“The Color Purple” Turns 33 Today – Sisterhood Is the Primary Message of the Film

The first time I remember seeing “The Color Purple” was during elementary school. My Black, female art mentor was playing it while I walked in and out of the room it was playing in. I was moving around to let off the steam of the school day, and also soothe the discomfort from the harshness of the movie. I thought it was something that I shouldn’t be watching. The film, with its marigold and lavender sunsets, hand games, and flower-filled fields, overflowed with hatred towards women. This would’ve normally made it unwatchable for me. What I didn’t realize were the implications present throughout the movie. “The Color Purple” is a story of how imperative sisterhood can be, and how Black women continue to make each other feel safe in dark times.

“The Color Purple” turns 33 today. It is one of the most quoted movies in the Black community, even though the events are trivialized and taken as a joke. The Steven Spielberg directed film was nominated for eleven, yes, eleven, Academy Awards in 1986. It won none of them, sparking a longterm, much-needed conversation about how institutions value Black art, and also the stories of Black women.

This anniversary also comes at an interesting time. Alice Walker, author of the book the film was based on, is (as of Sunday) under fire for her support of anti-Semitic literature. This could be seen as a detractor from her work, as we tend to demand that Black thinkers eternally consider all historically disrespected and oppressed people. The fact remains though that her fourth novel is one of the most well-respected contemporary stories ever penned.

“Celie is so withdrawn and defeated, she thinks Harpo beating Sofia will produce similar results.”

What stands out to me the most in “The Color Purple” is that Black men fail Black women consistently. They don’t just fail them – they take searing irons of hatred and brand the women with irrevocable scars. Many of the film’s male characters sexually abuse girl children (including ones in their family), and then beat, cheat on, and emotionally maim the central Black female characters. The trauma that the majority of the women face ultimately shapes them. Celie is so withdrawn and defeated, she thinks Harpo beating Sofia will produce similar results. Sofia has had to fight familial rapists her entire life, so she has no room for softness. The women come to realize that they cannot trust these men, and therefore have to try to find comfort in one another.

I noticed that the closeness between each female character (Nettie and Celie, Celie and Shug, Celie and Sofia) is threatened by a male presence, either directly or indirectly.
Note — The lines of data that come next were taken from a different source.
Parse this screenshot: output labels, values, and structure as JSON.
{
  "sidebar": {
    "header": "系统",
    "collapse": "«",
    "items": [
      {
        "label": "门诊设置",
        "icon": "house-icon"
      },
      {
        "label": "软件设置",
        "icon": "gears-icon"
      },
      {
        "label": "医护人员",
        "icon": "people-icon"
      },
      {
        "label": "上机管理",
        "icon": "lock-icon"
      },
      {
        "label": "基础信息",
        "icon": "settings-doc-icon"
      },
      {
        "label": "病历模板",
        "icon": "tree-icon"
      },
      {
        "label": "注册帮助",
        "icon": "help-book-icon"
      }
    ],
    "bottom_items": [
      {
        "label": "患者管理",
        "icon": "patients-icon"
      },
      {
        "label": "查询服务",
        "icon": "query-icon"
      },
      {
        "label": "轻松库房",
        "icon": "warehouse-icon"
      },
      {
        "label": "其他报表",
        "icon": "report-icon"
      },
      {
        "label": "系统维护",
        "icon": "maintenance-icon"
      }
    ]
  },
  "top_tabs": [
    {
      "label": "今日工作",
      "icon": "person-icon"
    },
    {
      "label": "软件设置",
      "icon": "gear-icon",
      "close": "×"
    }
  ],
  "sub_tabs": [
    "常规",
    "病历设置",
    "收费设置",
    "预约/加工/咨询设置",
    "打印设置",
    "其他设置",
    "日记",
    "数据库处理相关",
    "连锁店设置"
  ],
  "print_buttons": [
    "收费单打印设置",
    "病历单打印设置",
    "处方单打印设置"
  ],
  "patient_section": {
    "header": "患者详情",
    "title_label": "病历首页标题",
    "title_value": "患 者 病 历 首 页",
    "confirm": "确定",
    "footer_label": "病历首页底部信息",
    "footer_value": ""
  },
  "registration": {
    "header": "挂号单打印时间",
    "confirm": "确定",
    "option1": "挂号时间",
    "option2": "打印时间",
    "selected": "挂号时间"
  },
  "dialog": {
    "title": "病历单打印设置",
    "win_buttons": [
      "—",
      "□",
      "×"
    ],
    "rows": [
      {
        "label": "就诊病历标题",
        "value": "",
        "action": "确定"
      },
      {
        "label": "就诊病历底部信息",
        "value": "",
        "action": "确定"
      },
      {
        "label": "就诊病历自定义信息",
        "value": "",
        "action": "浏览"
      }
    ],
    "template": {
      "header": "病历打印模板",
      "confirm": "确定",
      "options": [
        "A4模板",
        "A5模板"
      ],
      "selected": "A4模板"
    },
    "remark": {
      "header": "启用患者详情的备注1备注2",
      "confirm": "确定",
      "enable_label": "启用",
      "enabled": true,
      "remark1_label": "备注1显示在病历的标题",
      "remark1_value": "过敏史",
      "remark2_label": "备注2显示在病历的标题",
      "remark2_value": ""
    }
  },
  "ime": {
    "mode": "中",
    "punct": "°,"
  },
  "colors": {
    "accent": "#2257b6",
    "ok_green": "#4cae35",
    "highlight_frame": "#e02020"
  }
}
Nettie and Celie are separated by their stepfather and Mister. Celie and Shug cannot leave for Memphis because Mister catches Celie packing. Celie’s taught misogyny creates a riff between her and Sofia. I believe the weak, menacing men knew the power of female bonds. They realized that they wouldn’t be able to control these women if they had literal and figurative sisters to teach them their own power.

“Queer intimacy taught Celie that not all physical touch was violent.”

One of the film’s highlights was Celie’s queer love affair. It was yet another example of the women of “The Color” showing up for each other and making the world a bit more livable.  Cliffsnotes reveals “[t]he significance of Celie and Shug’s sexual relationship is that Celie learns how to be proud of her body and how to use it to enjoy sex.” In “The Color Purple”, Celie was sexually abused by multiple pedophiles over the course of her adolescence. She (understandably) grew such a deep resentment for sex that she succumbed to the idea that is was strictly for male pleasure – referring to it as [Mister] “doing his business”. Queer intimacy taught Celie that not all physical touch was violent.

“The Color Purple” is heartbreaking because although we’ve made strides in the real world, some parts of life are the same. Black women still have to deal with abuse at the hands of Black men, and white men and women. The fact that the white man and woman who were abusive in the film (the Mayor and Mrs. Millie) were tied to the government is especially poignant because still rings true today. But, like in “The Color Purple”, sisterhood keeps the women in the Black community strong. Even while we continue to be misunderstood, the Black, female alliances that we establish imbue us with unwavering hope.